Source material:
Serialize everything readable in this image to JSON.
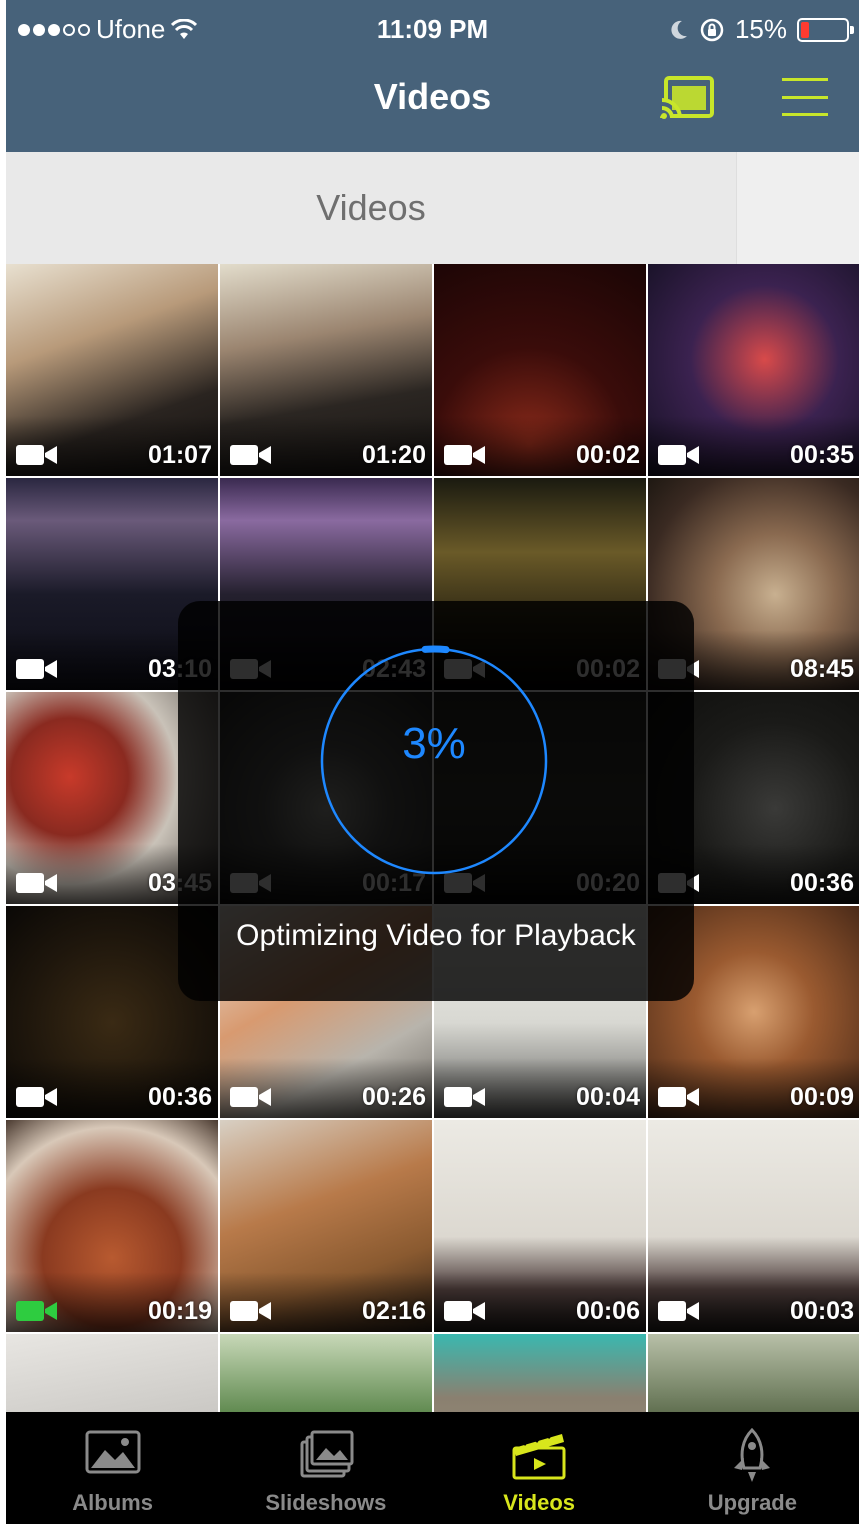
{
  "status_bar": {
    "carrier": "Ufone",
    "time": "11:09 PM",
    "battery": "15%"
  },
  "header": {
    "title": "Videos",
    "cast_icon": "cast-icon",
    "menu_icon": "hamburger-menu-icon",
    "accent_color": "#c8e62a"
  },
  "segment": {
    "label": "Videos"
  },
  "videos": [
    {
      "duration": "01:07"
    },
    {
      "duration": "01:20"
    },
    {
      "duration": "00:02"
    },
    {
      "duration": "00:35"
    },
    {
      "duration": "03:10"
    },
    {
      "duration": "02:43"
    },
    {
      "duration": "00:02"
    },
    {
      "duration": "08:45"
    },
    {
      "duration": "03:45"
    },
    {
      "duration": "00:17"
    },
    {
      "duration": "00:20"
    },
    {
      "duration": "00:36"
    },
    {
      "duration": "00:36"
    },
    {
      "duration": "00:26"
    },
    {
      "duration": "00:04"
    },
    {
      "duration": "00:09"
    },
    {
      "duration": "00:19"
    },
    {
      "duration": "02:16"
    },
    {
      "duration": "00:06"
    },
    {
      "duration": "00:03"
    },
    {
      "duration": ""
    },
    {
      "duration": ""
    },
    {
      "duration": ""
    },
    {
      "duration": ""
    }
  ],
  "overlay": {
    "percent": "3%",
    "progress": 0.03,
    "message": "Optimizing Video for Playback",
    "color": "#1e88ff"
  },
  "tabbar": {
    "tabs": [
      {
        "label": "Albums",
        "icon": "photo-icon"
      },
      {
        "label": "Slideshows",
        "icon": "slideshow-icon"
      },
      {
        "label": "Videos",
        "icon": "clapperboard-icon"
      },
      {
        "label": "Upgrade",
        "icon": "rocket-icon"
      }
    ],
    "active_index": 2,
    "active_color": "#d8e61c"
  }
}
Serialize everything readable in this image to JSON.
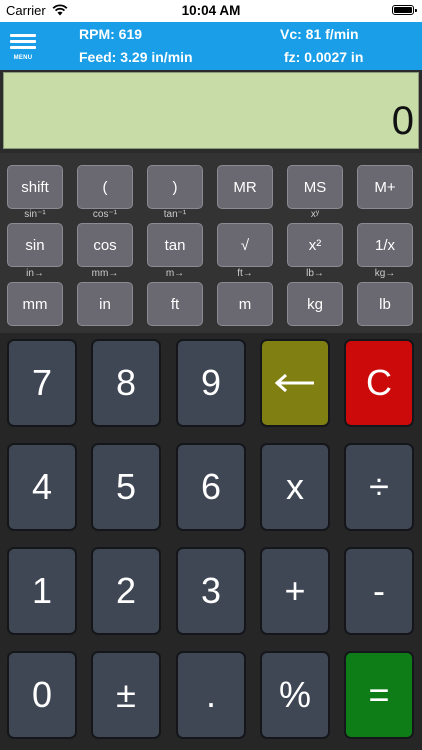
{
  "status_bar": {
    "carrier": "Carrier",
    "time": "10:04 AM"
  },
  "header": {
    "menu_label": "MENU",
    "rpm": "RPM: 619",
    "vc": "Vc: 81 f/min",
    "feed": "Feed: 3.29 in/min",
    "fz": "fz: 0.0027 in"
  },
  "display": {
    "value": "0"
  },
  "function_rows": [
    [
      "shift",
      "(",
      ")",
      "MR",
      "MS",
      "M+"
    ],
    [
      "sin",
      "cos",
      "tan",
      "√",
      "x²",
      "1/x"
    ],
    [
      "mm",
      "in",
      "ft",
      "m",
      "kg",
      "lb"
    ]
  ],
  "sublabels_row1": [
    "sin⁻¹",
    "cos⁻¹",
    "tan⁻¹",
    "",
    "xʸ",
    ""
  ],
  "sublabels_row2": [
    "in→",
    "mm→",
    "m→",
    "ft→",
    "lb→",
    "kg→"
  ],
  "keypad": [
    [
      "7",
      "8",
      "9",
      "←",
      "C"
    ],
    [
      "4",
      "5",
      "6",
      "x",
      "÷"
    ],
    [
      "1",
      "2",
      "3",
      "+",
      "-"
    ],
    [
      "0",
      "±",
      ".",
      "%",
      "="
    ]
  ],
  "colors": {
    "header": "#1a9ee8",
    "display": "#c7dca6",
    "backspace": "#7f7f12",
    "clear": "#cc0a0a",
    "equals": "#0f7d17"
  }
}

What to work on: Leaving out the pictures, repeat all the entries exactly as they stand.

Answer space:
Serialize everything readable in this image to JSON.
{
  "status_bar": {
    "carrier": "Ufone",
    "time": "11:09 PM",
    "battery": "15%"
  },
  "header": {
    "title": "Videos",
    "cast_icon": "cast-icon",
    "menu_icon": "hamburger-menu-icon",
    "accent_color": "#c8e62a"
  },
  "segment": {
    "label": "Videos"
  },
  "videos": [
    {
      "duration": "01:07"
    },
    {
      "duration": "01:20"
    },
    {
      "duration": "00:02"
    },
    {
      "duration": "00:35"
    },
    {
      "duration": "03:10"
    },
    {
      "duration": "02:43"
    },
    {
      "duration": "00:02"
    },
    {
      "duration": "08:45"
    },
    {
      "duration": "03:45"
    },
    {
      "duration": "00:17"
    },
    {
      "duration": "00:20"
    },
    {
      "duration": "00:36"
    },
    {
      "duration": "00:36"
    },
    {
      "duration": "00:26"
    },
    {
      "duration": "00:04"
    },
    {
      "duration": "00:09"
    },
    {
      "duration": "00:19"
    },
    {
      "duration": "02:16"
    },
    {
      "duration": "00:06"
    },
    {
      "duration": "00:03"
    },
    {
      "duration": ""
    },
    {
      "duration": ""
    },
    {
      "duration": ""
    },
    {
      "duration": ""
    }
  ],
  "overlay": {
    "percent": "3%",
    "progress": 0.03,
    "message": "Optimizing Video for Playback",
    "color": "#1e88ff"
  },
  "tabbar": {
    "tabs": [
      {
        "label": "Albums",
        "icon": "photo-icon"
      },
      {
        "label": "Slideshows",
        "icon": "slideshow-icon"
      },
      {
        "label": "Videos",
        "icon": "clapperboard-icon"
      },
      {
        "label": "Upgrade",
        "icon": "rocket-icon"
      }
    ],
    "active_index": 2,
    "active_color": "#d8e61c"
  }
}
Serialize everything readable in this image to JSON.
{
  "status_bar": {
    "carrier": "Carrier",
    "time": "10:04 AM"
  },
  "header": {
    "menu_label": "MENU",
    "rpm": "RPM: 619",
    "vc": "Vc: 81 f/min",
    "feed": "Feed: 3.29 in/min",
    "fz": "fz: 0.0027 in"
  },
  "display": {
    "value": "0"
  },
  "function_rows": [
    [
      "shift",
      "(",
      ")",
      "MR",
      "MS",
      "M+"
    ],
    [
      "sin",
      "cos",
      "tan",
      "√",
      "x²",
      "1/x"
    ],
    [
      "mm",
      "in",
      "ft",
      "m",
      "kg",
      "lb"
    ]
  ],
  "sublabels_row1": [
    "sin⁻¹",
    "cos⁻¹",
    "tan⁻¹",
    "",
    "xʸ",
    ""
  ],
  "sublabels_row2": [
    "in→",
    "mm→",
    "m→",
    "ft→",
    "lb→",
    "kg→"
  ],
  "keypad": [
    [
      "7",
      "8",
      "9",
      "←",
      "C"
    ],
    [
      "4",
      "5",
      "6",
      "x",
      "÷"
    ],
    [
      "1",
      "2",
      "3",
      "+",
      "-"
    ],
    [
      "0",
      "±",
      ".",
      "%",
      "="
    ]
  ],
  "colors": {
    "header": "#1a9ee8",
    "display": "#c7dca6",
    "backspace": "#7f7f12",
    "clear": "#cc0a0a",
    "equals": "#0f7d17"
  }
}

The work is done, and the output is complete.